» WHAT IS BEING ASKED: Hunt through the lines below for the string "post" and copy each one that has it.

» RECORDS FOR PROCESSING:
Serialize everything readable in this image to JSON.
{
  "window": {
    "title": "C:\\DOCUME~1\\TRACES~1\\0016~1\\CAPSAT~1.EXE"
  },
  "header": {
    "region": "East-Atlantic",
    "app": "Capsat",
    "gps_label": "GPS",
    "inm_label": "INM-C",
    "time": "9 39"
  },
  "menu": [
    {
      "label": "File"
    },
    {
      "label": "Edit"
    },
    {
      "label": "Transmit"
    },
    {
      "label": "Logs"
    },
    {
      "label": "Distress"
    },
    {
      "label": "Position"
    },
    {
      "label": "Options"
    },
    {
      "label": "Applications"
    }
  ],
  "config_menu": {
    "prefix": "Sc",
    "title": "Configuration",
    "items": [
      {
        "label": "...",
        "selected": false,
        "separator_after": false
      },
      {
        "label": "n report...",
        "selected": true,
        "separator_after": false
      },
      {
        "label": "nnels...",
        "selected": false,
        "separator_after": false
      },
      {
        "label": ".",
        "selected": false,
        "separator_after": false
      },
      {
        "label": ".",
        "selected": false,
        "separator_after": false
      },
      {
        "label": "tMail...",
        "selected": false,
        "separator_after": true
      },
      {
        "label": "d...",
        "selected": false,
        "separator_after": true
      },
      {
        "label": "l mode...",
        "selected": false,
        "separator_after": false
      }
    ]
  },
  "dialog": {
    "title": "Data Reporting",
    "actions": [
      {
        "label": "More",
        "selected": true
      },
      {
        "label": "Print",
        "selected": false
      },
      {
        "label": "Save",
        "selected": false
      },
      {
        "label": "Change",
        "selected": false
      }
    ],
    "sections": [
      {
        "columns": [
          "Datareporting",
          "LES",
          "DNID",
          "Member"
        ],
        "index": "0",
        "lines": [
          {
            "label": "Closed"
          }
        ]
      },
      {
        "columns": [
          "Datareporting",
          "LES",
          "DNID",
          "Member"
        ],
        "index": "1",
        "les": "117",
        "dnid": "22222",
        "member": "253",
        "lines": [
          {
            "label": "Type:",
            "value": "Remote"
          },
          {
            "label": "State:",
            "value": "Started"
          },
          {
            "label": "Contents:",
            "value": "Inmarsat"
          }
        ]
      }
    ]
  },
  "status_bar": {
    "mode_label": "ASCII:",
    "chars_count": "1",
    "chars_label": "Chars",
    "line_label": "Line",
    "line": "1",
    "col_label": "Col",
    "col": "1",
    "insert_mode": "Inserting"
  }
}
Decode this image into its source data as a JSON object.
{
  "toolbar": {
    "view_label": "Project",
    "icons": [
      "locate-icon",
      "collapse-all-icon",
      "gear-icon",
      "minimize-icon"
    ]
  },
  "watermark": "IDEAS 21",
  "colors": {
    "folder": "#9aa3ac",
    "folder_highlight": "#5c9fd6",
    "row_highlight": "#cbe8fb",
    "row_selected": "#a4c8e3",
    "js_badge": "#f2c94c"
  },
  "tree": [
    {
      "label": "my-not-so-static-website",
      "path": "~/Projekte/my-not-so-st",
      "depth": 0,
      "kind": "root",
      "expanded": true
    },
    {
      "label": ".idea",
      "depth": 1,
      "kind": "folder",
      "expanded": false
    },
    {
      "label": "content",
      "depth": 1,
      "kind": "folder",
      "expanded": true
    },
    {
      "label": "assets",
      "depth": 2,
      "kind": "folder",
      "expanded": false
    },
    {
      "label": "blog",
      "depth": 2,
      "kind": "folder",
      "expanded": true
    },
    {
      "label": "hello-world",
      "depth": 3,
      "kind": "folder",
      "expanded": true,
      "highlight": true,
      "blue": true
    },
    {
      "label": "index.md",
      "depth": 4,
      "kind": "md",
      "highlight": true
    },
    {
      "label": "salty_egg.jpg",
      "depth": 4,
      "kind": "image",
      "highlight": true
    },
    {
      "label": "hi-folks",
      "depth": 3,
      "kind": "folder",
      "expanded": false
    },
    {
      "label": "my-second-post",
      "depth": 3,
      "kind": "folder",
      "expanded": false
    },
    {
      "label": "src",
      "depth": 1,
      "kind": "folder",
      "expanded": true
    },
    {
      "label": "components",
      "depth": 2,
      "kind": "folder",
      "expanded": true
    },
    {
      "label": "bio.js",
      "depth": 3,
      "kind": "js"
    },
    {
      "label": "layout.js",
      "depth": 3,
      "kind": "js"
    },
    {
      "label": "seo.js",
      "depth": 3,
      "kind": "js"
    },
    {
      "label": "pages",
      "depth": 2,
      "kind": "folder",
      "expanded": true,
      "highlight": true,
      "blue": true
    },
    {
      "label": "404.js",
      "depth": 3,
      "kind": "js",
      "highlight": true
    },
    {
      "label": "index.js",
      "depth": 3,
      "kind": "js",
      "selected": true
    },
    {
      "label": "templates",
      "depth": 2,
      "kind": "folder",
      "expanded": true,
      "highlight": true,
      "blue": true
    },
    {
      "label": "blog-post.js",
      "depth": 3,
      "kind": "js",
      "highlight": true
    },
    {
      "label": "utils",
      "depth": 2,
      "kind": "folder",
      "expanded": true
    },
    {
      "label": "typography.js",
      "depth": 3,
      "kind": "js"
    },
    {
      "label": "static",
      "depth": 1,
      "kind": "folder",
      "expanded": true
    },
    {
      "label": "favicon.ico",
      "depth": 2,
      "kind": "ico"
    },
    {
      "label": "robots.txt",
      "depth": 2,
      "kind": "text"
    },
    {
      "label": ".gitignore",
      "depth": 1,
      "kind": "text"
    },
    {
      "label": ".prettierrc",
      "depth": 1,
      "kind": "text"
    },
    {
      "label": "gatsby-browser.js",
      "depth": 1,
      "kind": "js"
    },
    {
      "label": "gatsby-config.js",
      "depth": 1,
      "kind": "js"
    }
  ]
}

» WRITTEN ANSWER:
      "label": "my-second-post",
      "label": "blog-post.js",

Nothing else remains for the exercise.